House members discussed President Joe Biden’s proposed fiscal year (FY) 2024 funding for medical research, substance use disorder support, and pandemic preparedness during a hearing before the House Appropriations Subcommittee on Labor, Health and Human Services, Education, and Related Agencies (Labor-HHS-Education) on March 28.
The hearing featured HHS Secretary Xavier Becerra as the sole witness, following similar testimony before the Senate Labor-HHS Subcommittee on March 24 [refer to Washington Highlights, March 24].
Members inquired about proposed funding for maternal health, gun violence prevention, the department’s oversight of the COVID-19 Provider Relief Fund, substance misuse, cancer screening, and investments in mental and behavioral health research and treatment.
Subcommittee Chair Robert Aderholt (R-Ala.) highlighted what he characterized as shared priorities with the administration in his opening statement, including biodefense and pandemic preparedness as well as biomedical research.
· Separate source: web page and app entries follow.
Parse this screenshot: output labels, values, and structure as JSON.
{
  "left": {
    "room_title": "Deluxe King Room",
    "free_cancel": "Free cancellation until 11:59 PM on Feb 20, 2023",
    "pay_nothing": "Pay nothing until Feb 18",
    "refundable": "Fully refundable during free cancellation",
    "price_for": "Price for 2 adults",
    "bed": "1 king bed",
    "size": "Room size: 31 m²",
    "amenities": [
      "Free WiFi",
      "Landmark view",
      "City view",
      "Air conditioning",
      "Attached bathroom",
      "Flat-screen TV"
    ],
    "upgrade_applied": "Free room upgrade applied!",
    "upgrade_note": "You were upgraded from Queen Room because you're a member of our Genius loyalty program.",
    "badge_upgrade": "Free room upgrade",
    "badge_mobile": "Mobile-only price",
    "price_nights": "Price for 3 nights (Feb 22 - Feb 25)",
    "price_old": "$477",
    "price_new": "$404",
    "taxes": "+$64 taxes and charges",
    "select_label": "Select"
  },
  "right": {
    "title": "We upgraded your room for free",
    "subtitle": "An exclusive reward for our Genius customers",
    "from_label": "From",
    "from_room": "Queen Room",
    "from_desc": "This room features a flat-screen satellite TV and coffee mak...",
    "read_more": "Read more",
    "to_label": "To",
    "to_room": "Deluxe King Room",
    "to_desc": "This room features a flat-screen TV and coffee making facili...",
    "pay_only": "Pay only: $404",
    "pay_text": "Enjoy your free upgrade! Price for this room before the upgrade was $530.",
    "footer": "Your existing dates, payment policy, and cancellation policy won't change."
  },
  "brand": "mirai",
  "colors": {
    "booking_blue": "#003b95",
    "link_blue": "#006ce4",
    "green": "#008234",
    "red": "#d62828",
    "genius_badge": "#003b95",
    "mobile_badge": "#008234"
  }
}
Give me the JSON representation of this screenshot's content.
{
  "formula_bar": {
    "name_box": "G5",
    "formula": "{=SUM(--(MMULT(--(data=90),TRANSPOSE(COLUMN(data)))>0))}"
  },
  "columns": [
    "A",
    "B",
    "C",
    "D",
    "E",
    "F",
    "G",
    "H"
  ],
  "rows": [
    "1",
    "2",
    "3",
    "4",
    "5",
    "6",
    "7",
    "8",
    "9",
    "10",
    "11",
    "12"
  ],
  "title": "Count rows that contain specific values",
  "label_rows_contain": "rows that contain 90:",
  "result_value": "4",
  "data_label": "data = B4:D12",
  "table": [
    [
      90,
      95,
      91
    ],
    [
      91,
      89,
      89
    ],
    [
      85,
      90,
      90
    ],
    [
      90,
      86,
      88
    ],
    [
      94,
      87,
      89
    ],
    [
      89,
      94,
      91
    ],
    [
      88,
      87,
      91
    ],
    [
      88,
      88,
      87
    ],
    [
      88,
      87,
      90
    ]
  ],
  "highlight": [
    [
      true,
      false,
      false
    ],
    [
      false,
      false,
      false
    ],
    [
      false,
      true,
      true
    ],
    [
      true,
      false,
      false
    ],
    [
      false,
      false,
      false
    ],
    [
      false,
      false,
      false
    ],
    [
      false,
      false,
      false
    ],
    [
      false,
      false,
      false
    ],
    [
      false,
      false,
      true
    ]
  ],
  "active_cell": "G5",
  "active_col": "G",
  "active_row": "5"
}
Specifically, he emphasized the impact of cancer, Alzheimer’s, and other chronic health diseases “that cut so many lives short, especially in rural America, as well as across the nation,” in his opening statement.
Full Committee and Subcommittee Ranking Member Rosa DeLauro (D-Conn.) noted concern about the less than 2% proposed increase to the National Institutes of Health (NIH) base budget. She added that this “threatens the progress this committee has made through significant sustained investments in biomedical research. The Advanced Research Projects Agency for Health would receive an increase of $1 billion, a disproportionate increase in my view, compared to the small increase at NIH.”
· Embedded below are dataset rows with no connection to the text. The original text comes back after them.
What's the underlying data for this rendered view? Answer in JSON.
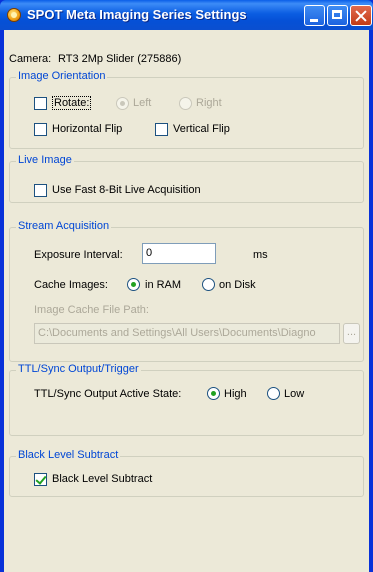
{
  "window": {
    "title": "SPOT Meta Imaging Series Settings"
  },
  "camera": {
    "label": "Camera:",
    "value": "RT3 2Mp Slider (275886)"
  },
  "image_orientation": {
    "title": "Image Orientation",
    "rotate_label": "Rotate:",
    "rotate_checked": false,
    "left_label": "Left",
    "left_selected": true,
    "right_label": "Right",
    "right_selected": false,
    "horizontal_flip_label": "Horizontal Flip",
    "horizontal_flip_checked": false,
    "vertical_flip_label": "Vertical Flip",
    "vertical_flip_checked": false
  },
  "live_image": {
    "title": "Live Image",
    "fast_acq_label": "Use Fast 8-Bit Live Acquisition",
    "fast_acq_checked": false
  },
  "stream_acquisition": {
    "title": "Stream Acquisition",
    "exposure_label": "Exposure Interval:",
    "exposure_value": "0",
    "exposure_unit": "ms",
    "cache_label": "Cache Images:",
    "in_ram_label": "in RAM",
    "in_ram_selected": true,
    "on_disk_label": "on Disk",
    "on_disk_selected": false,
    "cache_path_label": "Image Cache File Path:",
    "cache_path_value": "C:\\Documents and Settings\\All Users\\Documents\\Diagno",
    "browse_label": "..."
  },
  "ttl_sync": {
    "title": "TTL/Sync Output/Trigger",
    "state_label": "TTL/Sync Output Active State:",
    "high_label": "High",
    "high_selected": true,
    "low_label": "Low",
    "low_selected": false
  },
  "black_level": {
    "title": "Black Level Subtract",
    "checkbox_label": "Black Level Subtract",
    "checked": true
  }
}
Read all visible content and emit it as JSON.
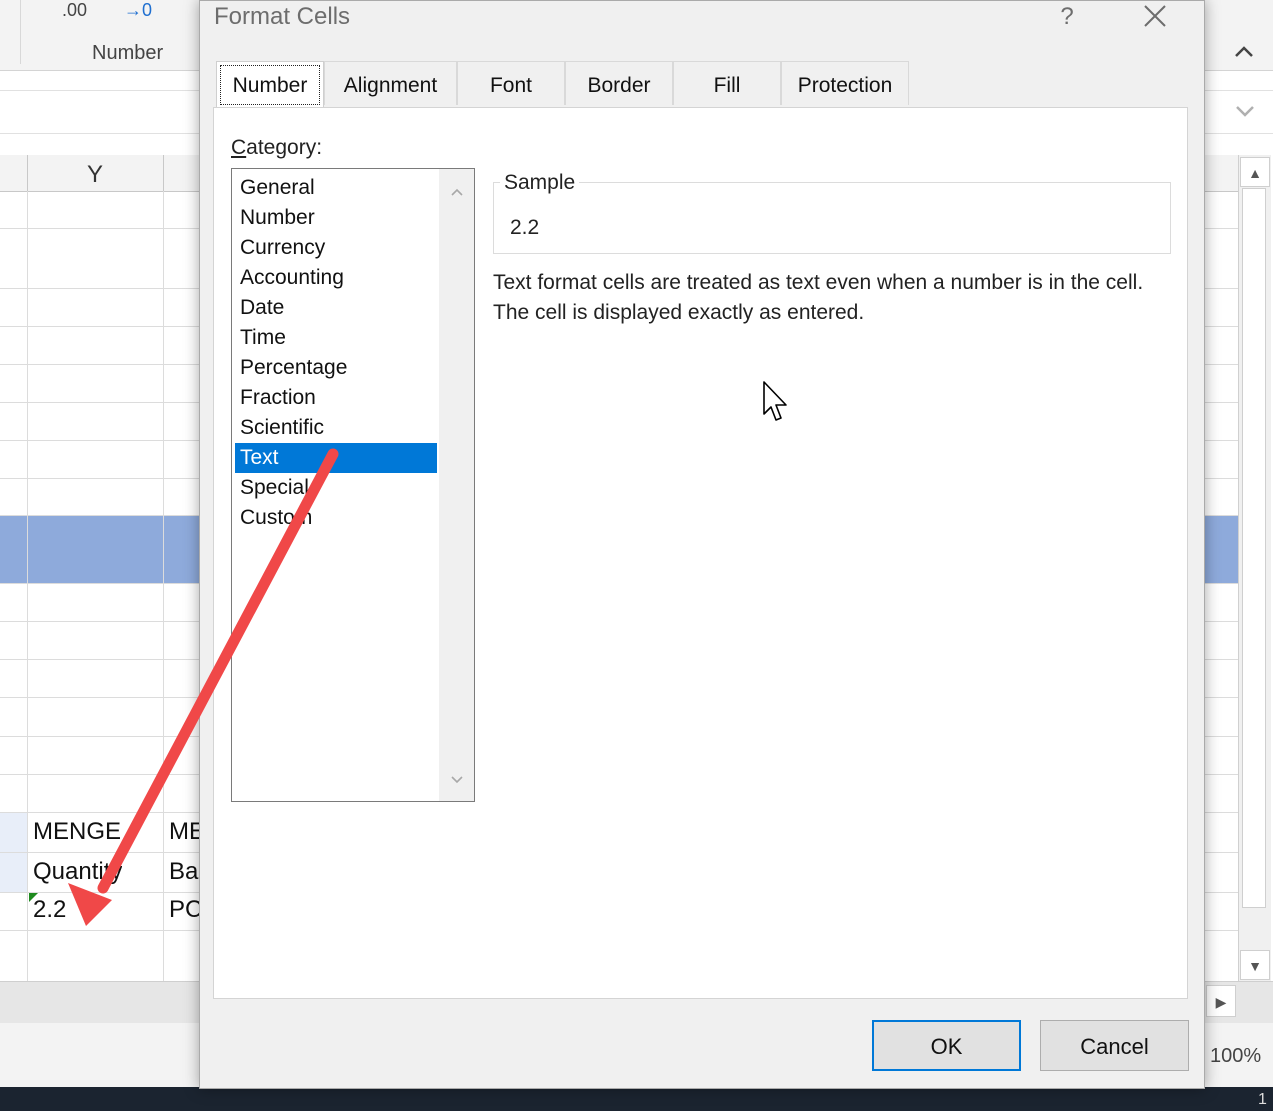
{
  "excel": {
    "ribbon": {
      "decrease_decimal": ".00",
      "increase_decimal": "→0",
      "group_label": "Number"
    },
    "column_header": "Y",
    "cells": {
      "menge": "MENGE",
      "me_partial": "ME",
      "quantity": "Quantity",
      "base_partial": "Ba",
      "value": "2.2",
      "pc_partial": "PC"
    },
    "zoom": "100%",
    "clock_partial": "1"
  },
  "dialog": {
    "title": "Format Cells",
    "help": "?",
    "tabs": [
      {
        "label": "Number",
        "active": true
      },
      {
        "label": "Alignment",
        "active": false
      },
      {
        "label": "Font",
        "active": false
      },
      {
        "label": "Border",
        "active": false
      },
      {
        "label": "Fill",
        "active": false
      },
      {
        "label": "Protection",
        "active": false
      }
    ],
    "category_label_key": "C",
    "category_label_rest": "ategory:",
    "categories": [
      "General",
      "Number",
      "Currency",
      "Accounting",
      "Date",
      "Time",
      "Percentage",
      "Fraction",
      "Scientific",
      "Text",
      "Special",
      "Custom"
    ],
    "selected_category": "Text",
    "sample": {
      "legend": "Sample",
      "value": "2.2"
    },
    "description": [
      "Text format cells are treated as text even when a number is in the cell.",
      "The cell is displayed exactly as entered."
    ],
    "buttons": {
      "ok": "OK",
      "cancel": "Cancel"
    }
  },
  "annotation": {
    "arrow_color": "#f04848"
  },
  "colors": {
    "selection": "#0078d7",
    "band": "#8eaadb"
  }
}
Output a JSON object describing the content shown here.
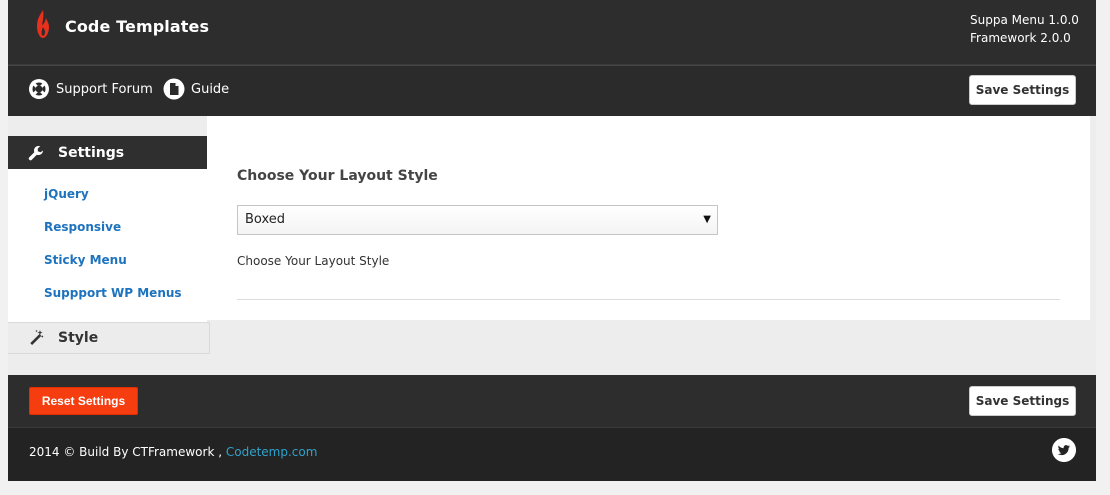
{
  "header": {
    "app_title": "Code Templates",
    "plugin_version": "Suppa Menu 1.0.0",
    "framework_version": "Framework 2.0.0"
  },
  "toolbar": {
    "support_label": "Support Forum",
    "guide_label": "Guide",
    "save_label": "Save Settings"
  },
  "sidebar": {
    "settings_label": "Settings",
    "items": [
      {
        "label": "jQuery"
      },
      {
        "label": "Responsive"
      },
      {
        "label": "Sticky Menu"
      },
      {
        "label": "Suppport WP Menus"
      }
    ],
    "style_label": "Style"
  },
  "main": {
    "field_title": "Choose Your Layout Style",
    "selected_value": "Boxed",
    "field_description": "Choose Your Layout Style"
  },
  "bottom_bar": {
    "reset_label": "Reset Settings",
    "save_label": "Save Settings"
  },
  "footer": {
    "copyright_text": "2014 © Build By CTFramework ,",
    "link_text": "Codetemp.com"
  },
  "colors": {
    "accent_red": "#f53d10",
    "link_blue": "#1e73be",
    "dark_bar": "#2d2d2d"
  }
}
Nearly 200 members of the House of Representatives joined forces in requesting the Labor-HHS-Education subcommittee provide at least $51 billion for the NIH base budget in FY 2024, in a letter submitted on March 24. This funding recommendation is supported by the AAMC and nearly 400 members of the Ad Hoc Group for Medical Research.
Several members discussed future pandemic preparedness response efforts led by the Centers for Disease Control and Prevention (CDC) as well as supplying the Strategic National Stockpile. DeLauro noted, “We must be ready for any current and future crisis. We must end the cycle of complacency that leaves us scrambling when a crisis hits.” In addition to supporting the public health community’s $11.6 billion funding recommendation for CDC earlier in the month, on March 24, the AAMC joined invested partners in requesting increased funding in FY 2024 for data modernization efforts at the CDC, specifically $340 million for the Data Modernization Initiative and $100 for the Center for Forecasting and Outbreak Analytics to more quickly and efficiently use data, modeling, and analytics to prepare for and respond to pandemics.
Becerra also provided testimony on the FY 2024 budget request before the House Energy and Commerce and Ways and Means Committees during the week of March 27 [refer to related story]. The House Labor-HHS-Education Subcommittee has not yet scheduled additional hearings regarding the budget requests for specific HHS programs and agencies.